Data records for software interfaces:
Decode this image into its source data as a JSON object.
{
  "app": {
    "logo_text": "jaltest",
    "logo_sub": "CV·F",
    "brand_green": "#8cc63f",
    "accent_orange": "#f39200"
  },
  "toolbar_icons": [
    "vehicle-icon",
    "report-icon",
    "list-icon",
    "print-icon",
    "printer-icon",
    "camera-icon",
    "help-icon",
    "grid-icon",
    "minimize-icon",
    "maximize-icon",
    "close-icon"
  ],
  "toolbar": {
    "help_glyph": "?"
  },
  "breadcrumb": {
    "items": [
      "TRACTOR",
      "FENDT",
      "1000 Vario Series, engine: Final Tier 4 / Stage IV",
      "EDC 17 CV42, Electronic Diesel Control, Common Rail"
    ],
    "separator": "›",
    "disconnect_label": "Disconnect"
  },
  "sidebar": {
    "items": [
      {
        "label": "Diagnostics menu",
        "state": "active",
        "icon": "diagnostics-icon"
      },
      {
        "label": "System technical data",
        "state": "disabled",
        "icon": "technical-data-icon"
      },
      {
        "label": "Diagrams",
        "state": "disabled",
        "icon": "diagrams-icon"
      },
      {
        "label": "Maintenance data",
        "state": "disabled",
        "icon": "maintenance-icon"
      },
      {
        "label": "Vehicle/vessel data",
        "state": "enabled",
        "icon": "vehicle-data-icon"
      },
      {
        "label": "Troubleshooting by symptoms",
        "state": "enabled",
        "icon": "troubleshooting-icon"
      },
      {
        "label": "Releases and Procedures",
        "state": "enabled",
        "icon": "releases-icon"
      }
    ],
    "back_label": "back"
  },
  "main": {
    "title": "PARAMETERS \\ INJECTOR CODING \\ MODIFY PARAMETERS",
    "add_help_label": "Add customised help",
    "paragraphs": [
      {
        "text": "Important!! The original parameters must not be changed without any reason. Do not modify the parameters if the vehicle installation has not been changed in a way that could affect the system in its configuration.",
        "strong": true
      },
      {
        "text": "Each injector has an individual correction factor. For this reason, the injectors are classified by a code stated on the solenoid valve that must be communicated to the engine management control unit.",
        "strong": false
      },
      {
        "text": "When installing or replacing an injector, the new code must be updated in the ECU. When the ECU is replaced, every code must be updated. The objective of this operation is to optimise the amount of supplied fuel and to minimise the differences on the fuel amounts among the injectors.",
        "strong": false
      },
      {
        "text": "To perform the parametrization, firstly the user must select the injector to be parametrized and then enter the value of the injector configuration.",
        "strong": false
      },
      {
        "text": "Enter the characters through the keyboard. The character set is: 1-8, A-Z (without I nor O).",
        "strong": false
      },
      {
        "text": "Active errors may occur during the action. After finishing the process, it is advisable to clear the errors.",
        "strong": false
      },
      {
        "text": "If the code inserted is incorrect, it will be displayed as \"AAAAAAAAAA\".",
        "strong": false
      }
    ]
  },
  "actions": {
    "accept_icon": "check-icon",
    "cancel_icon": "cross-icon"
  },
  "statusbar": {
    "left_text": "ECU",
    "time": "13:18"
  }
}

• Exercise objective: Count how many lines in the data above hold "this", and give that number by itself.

• Exercise answer: 3